All records below are to be repeated precisely, with nothing added.

GIVEN ENTRIES START

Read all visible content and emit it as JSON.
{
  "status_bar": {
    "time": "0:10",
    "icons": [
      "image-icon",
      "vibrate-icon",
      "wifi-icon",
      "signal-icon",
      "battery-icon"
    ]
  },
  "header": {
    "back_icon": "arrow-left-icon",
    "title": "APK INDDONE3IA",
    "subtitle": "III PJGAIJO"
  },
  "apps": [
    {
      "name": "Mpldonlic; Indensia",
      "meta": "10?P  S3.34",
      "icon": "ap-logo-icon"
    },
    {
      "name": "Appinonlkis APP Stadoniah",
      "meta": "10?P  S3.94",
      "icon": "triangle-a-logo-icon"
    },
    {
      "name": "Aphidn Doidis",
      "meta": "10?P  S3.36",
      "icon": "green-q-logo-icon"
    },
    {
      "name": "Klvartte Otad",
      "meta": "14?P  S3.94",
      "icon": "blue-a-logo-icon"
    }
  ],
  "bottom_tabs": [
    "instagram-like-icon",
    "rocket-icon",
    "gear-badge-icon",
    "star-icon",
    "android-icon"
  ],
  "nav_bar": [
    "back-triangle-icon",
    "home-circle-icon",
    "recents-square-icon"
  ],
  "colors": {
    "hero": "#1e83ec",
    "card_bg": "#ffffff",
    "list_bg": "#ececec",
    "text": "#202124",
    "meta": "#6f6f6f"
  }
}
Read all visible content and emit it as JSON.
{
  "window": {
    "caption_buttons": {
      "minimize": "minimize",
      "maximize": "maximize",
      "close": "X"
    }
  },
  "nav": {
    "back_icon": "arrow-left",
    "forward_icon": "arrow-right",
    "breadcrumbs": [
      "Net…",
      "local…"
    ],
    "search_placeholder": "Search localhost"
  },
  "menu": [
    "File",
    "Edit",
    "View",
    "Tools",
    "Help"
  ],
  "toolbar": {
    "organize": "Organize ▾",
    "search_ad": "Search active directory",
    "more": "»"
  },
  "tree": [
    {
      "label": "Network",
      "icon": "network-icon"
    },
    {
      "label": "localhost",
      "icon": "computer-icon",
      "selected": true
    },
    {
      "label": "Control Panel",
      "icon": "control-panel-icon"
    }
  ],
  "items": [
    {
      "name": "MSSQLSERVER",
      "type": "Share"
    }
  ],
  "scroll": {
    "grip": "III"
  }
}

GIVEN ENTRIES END

▶ **EXERCISE ANSWER**:
Read all visible content and emit it as JSON.
{
  "status_bar": {
    "time": "0:10",
    "icons": [
      "image-icon",
      "vibrate-icon",
      "wifi-icon",
      "signal-icon",
      "battery-icon"
    ]
  },
  "header": {
    "back_icon": "arrow-left-icon",
    "title": "APK INDDONE3IA",
    "subtitle": "III PJGAIJO"
  },
  "apps": [
    {
      "name": "Mpldonlic; Indensia",
      "meta": "10?P  S3.34",
      "icon": "ap-logo-icon"
    },
    {
      "name": "Appinonlkis APP Stadoniah",
      "meta": "10?P  S3.94",
      "icon": "triangle-a-logo-icon"
    },
    {
      "name": "Aphidn Doidis",
      "meta": "10?P  S3.36",
      "icon": "green-q-logo-icon"
    },
    {
      "name": "Klvartte Otad",
      "meta": "14?P  S3.94",
      "icon": "blue-a-logo-icon"
    }
  ],
  "bottom_tabs": [
    "instagram-like-icon",
    "rocket-icon",
    "gear-badge-icon",
    "star-icon",
    "android-icon"
  ],
  "nav_bar": [
    "back-triangle-icon",
    "home-circle-icon",
    "recents-square-icon"
  ],
  "colors": {
    "hero": "#1e83ec",
    "card_bg": "#ffffff",
    "list_bg": "#ececec",
    "text": "#202124",
    "meta": "#6f6f6f"
  }
}
Read all visible content and emit it as JSON.
{
  "window": {
    "caption_buttons": {
      "minimize": "minimize",
      "maximize": "maximize",
      "close": "X"
    }
  },
  "nav": {
    "back_icon": "arrow-left",
    "forward_icon": "arrow-right",
    "breadcrumbs": [
      "Net…",
      "local…"
    ],
    "search_placeholder": "Search localhost"
  },
  "menu": [
    "File",
    "Edit",
    "View",
    "Tools",
    "Help"
  ],
  "toolbar": {
    "organize": "Organize ▾",
    "search_ad": "Search active directory",
    "more": "»"
  },
  "tree": [
    {
      "label": "Network",
      "icon": "network-icon"
    },
    {
      "label": "localhost",
      "icon": "computer-icon",
      "selected": true
    },
    {
      "label": "Control Panel",
      "icon": "control-panel-icon"
    }
  ],
  "items": [
    {
      "name": "MSSQLSERVER",
      "type": "Share"
    }
  ],
  "scroll": {
    "grip": "III"
  }
}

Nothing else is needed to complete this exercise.